South Korea confirmed Thursday that Google chairman Eric Schmidt was planning a visit to North Korea, but was unable to comment on the reason for a trip that has sparked criticism from Washington.
"We are aware that he is planning a personal visit," South Korean foreign ministry spokesman Cho Tai-Young told a regular press briefing.
Cho said Seoul was "not aware" of either the timing or the reason for Schmidt's trip to Pyongyang.
"We know of Schmidt's visit to the North only as a private visit. So there is no specific comment to be made from our government," he added.
Google has so far refused officially to confirm the visit, which was reported by the Associated Press and Wall Street Journal as being part of a humanitarian mission led by former New Mexico governor Bill Richardson.
The U.S. State Department criticized the visit, stressing that no American officials were accompanying the "private" mission.
"Frankly we don't think the timing of this is particularly helpful... in light of recent actions by (Pyongyang)," spokeswoman Victoria Nuland said, referring to North Korea's widely condemned long-range rocket launch last month.
Pyongyang defended the launch as a purely scientific mission aimed at placing a satellite in space, but the international community saw it as a disguised ballistic missile test that flagrantly violated U.N. resolutions.

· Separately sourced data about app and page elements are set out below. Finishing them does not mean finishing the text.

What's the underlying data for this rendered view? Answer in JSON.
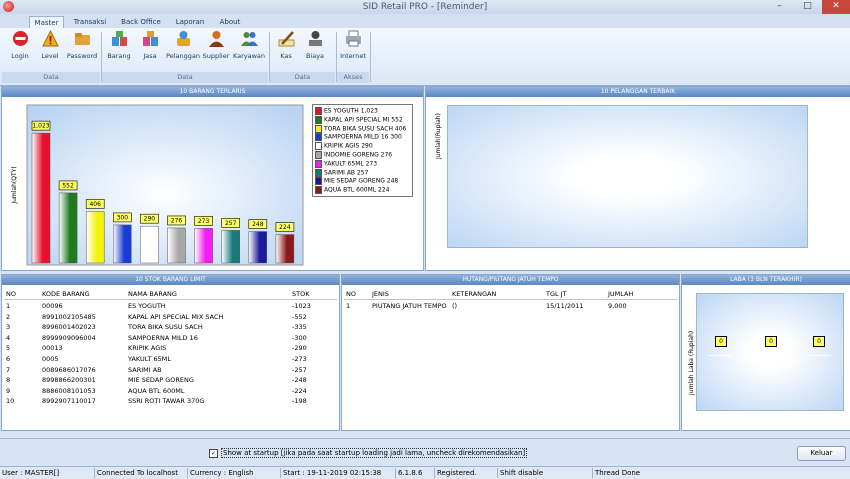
{
  "window": {
    "title": "SID Retail PRO - [Reminder]",
    "min": "–",
    "max": "□",
    "close": "✕"
  },
  "tabs": [
    "Master",
    "Transaksi",
    "Back Office",
    "Laporan",
    "About"
  ],
  "ribbon": {
    "buttons": [
      {
        "label": "Login",
        "color": "#d9252a",
        "icon": "no-entry-icon"
      },
      {
        "label": "Level",
        "color": "#e8b420",
        "icon": "warning-icon"
      },
      {
        "label": "Password",
        "color": "#e2a13a",
        "icon": "folder-icon"
      },
      {
        "label": "Barang",
        "color": "#3f8fd4",
        "icon": "boxes-icon"
      },
      {
        "label": "Jasa",
        "color": "#d04a8a",
        "icon": "boxes-icon"
      },
      {
        "label": "Pelanggan",
        "color": "#e5a32b",
        "icon": "customer-icon"
      },
      {
        "label": "Supplier",
        "color": "#d96a21",
        "icon": "person-icon"
      },
      {
        "label": "Karyawan",
        "color": "#4f8a3b",
        "icon": "people-icon"
      },
      {
        "label": "Kas",
        "color": "#b08438",
        "icon": "pen-icon"
      },
      {
        "label": "Biaya",
        "color": "#444444",
        "icon": "cost-icon"
      },
      {
        "label": "Internet",
        "color": "#6b7c8f",
        "icon": "printer-icon"
      }
    ],
    "groups": [
      "Data",
      "Data",
      "Data",
      "Akses"
    ]
  },
  "panels": {
    "top_items": "10 BARANG TERLARIS",
    "top_customers": "10 PELANGGAN TERBAIK",
    "stock": "10 STOK BARANG LIMIT",
    "debts": "HUTANG/PIUTANG JATUH TEMPO",
    "profit": "LABA (3 BLN TERAKHIR)"
  },
  "chart_data": [
    {
      "type": "bar",
      "title": "10 BARANG TERLARIS",
      "ylabel": "Jumlah(QTY)",
      "categories": [
        "ES YOGUTH",
        "KAPAL API SPECIAL MI",
        "TORA BIKA SUSU SACH",
        "SAMPOERNA MILD 16",
        "KRIPIK AGIS",
        "INDOMIE GORENG",
        "YAKULT 65ML",
        "SARIMI AB",
        "MIE SEDAP GORENG",
        "AQUA BTL 600ML"
      ],
      "values": [
        1023,
        552,
        406,
        300,
        290,
        276,
        273,
        257,
        248,
        224
      ],
      "value_labels": [
        "1,023",
        "552",
        "406",
        "300",
        "290",
        "276",
        "273",
        "257",
        "248",
        "224"
      ],
      "legend": [
        "ES YOGUTH 1,023",
        "KAPAL API SPECIAL MI 552",
        "TORA BIKA SUSU SACH 406",
        "SAMPOERNA MILD 16 300",
        "KRIPIK AGIS 290",
        "INDOMIE GORENG 276",
        "YAKULT 65ML 273",
        "SARIMI AB 257",
        "MIE SEDAP GORENG 248",
        "AQUA BTL 600ML 224"
      ],
      "colors": [
        "#e8102a",
        "#1f7a1f",
        "#f2f20a",
        "#1a3cd6",
        "#ffffff",
        "#a8a8a8",
        "#f21ef2",
        "#1a7a7a",
        "#1a1a9a",
        "#8a1a1a"
      ],
      "legend_position": "right"
    },
    {
      "type": "bar",
      "title": "10 PELANGGAN TERBAIK",
      "ylabel": "Jumlah(Rupiah)",
      "categories": [],
      "values": []
    },
    {
      "type": "bar",
      "title": "LABA (3 BLN TERAKHIR)",
      "ylabel": "Jumlah Laba (Rupiah)",
      "categories": [
        "",
        "",
        ""
      ],
      "values": [
        0,
        0,
        0
      ],
      "value_labels": [
        "0",
        "0",
        "0"
      ]
    }
  ],
  "stock_table": {
    "headers": [
      "NO",
      "KODE BARANG",
      "NAMA BARANG",
      "STOK"
    ],
    "rows": [
      [
        "1",
        "00096",
        "ES YOGUTH",
        "-1023"
      ],
      [
        "2",
        "8991002105485",
        "KAPAL API SPECIAL MIX SACH",
        "-552"
      ],
      [
        "3",
        "8996001402023",
        "TORA BIKA SUSU SACH",
        "-335"
      ],
      [
        "4",
        "8999909096004",
        "SAMPOERNA MILD 16",
        "-300"
      ],
      [
        "5",
        "00013",
        "KRIPIK AGIS",
        "-290"
      ],
      [
        "6",
        "0005",
        "YAKULT 65ML",
        "-273"
      ],
      [
        "7",
        "0089686017076",
        "SARIMI AB",
        "-257"
      ],
      [
        "8",
        "8998866200301",
        "MIE SEDAP GORENG",
        "-248"
      ],
      [
        "9",
        "8886008101053",
        "AQUA BTL 600ML",
        "-224"
      ],
      [
        "10",
        "8992907110017",
        "SSRI ROTI TAWAR 370G",
        "-198"
      ]
    ]
  },
  "debt_table": {
    "headers": [
      "NO",
      "JENIS",
      "KETERANGAN",
      "TGL JT",
      "JUMLAH"
    ],
    "rows": [
      [
        "1",
        "PIUTANG JATUH TEMPO",
        "()",
        "15/11/2011",
        "9,000"
      ]
    ]
  },
  "startup": {
    "checked": "✓",
    "label": "Show at startup [jika pada saat startup loading jadi lama, uncheck direkomendasikan]"
  },
  "keluar": "Keluar",
  "status": [
    "User : MASTER[]",
    "Connected To localhost",
    "Currency : English",
    "Start  :  19-11-2019 02:15:38",
    "6.1.8.6",
    "Registered.",
    "Shift disable",
    "Thread Done"
  ]
}
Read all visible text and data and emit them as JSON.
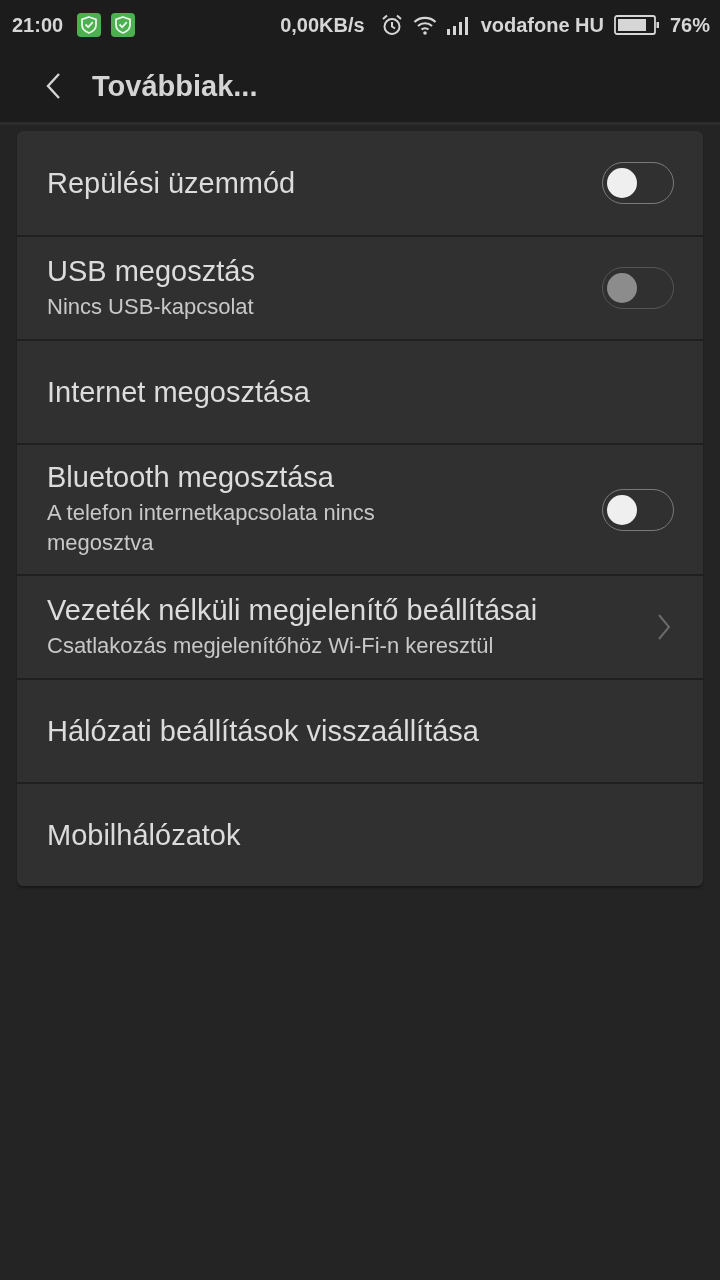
{
  "status_bar": {
    "time": "21:00",
    "speed": "0,00KB/s",
    "carrier": "vodafone HU",
    "battery": "76%"
  },
  "header": {
    "title": "Továbbiak..."
  },
  "settings": [
    {
      "kind": "toggle",
      "title": "Repülési üzemmód",
      "on": false,
      "disabled": false
    },
    {
      "kind": "toggle",
      "title": "USB megosztás",
      "subtitle": "Nincs USB-kapcsolat",
      "on": false,
      "disabled": true
    },
    {
      "kind": "plain",
      "title": "Internet megosztása"
    },
    {
      "kind": "toggle",
      "title": "Bluetooth megosztása",
      "subtitle": "A telefon internetkapcsolata nincs megosztva",
      "on": false,
      "disabled": false
    },
    {
      "kind": "link",
      "title": "Vezeték nélküli megjelenítő beállításai",
      "subtitle": "Csatlakozás megjelenítőhöz Wi-Fi-n keresztül"
    },
    {
      "kind": "plain",
      "title": "Hálózati beállítások visszaállítása"
    },
    {
      "kind": "plain",
      "title": "Mobilhálózatok"
    }
  ]
}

Nuland said that Schmidt and Richardson would be traveling in an "unofficial capacity" and "they are not carrying any messages from us."
Richardson has been to North Korea a number of times in the past 20 years and has been involved in negotiating the release of U.S. citizens detained in the country.
He was last in Pyongyang in 2010 when he met North Korea's chief nuclear negotiator in an attempt to ease tensions after the North shelled a South Korean border island.
Reports of the latest mission emerged just weeks after North Korea confirmed it had arrested a U.S. citizen of Korean descent and said he would be formally prosecuted for unspecified crimes against the state.
In the past, Pyongyang has agreed to hand over detainees to high-profile delegations led by the likes of former U.S. president Bill Clinton, and some observers suggested it may have specifically requested Schmidt's participation.
North Koreans are largely isolated from external news and information sources and very few citizens have access to a computer, let alone the Internet.
Google is present in neighboring China, where it has long struggled with government censors. In 2010 it effectively shut down its Chinese search engine, re-routing mainland users to its uncensored site in Hong Kong.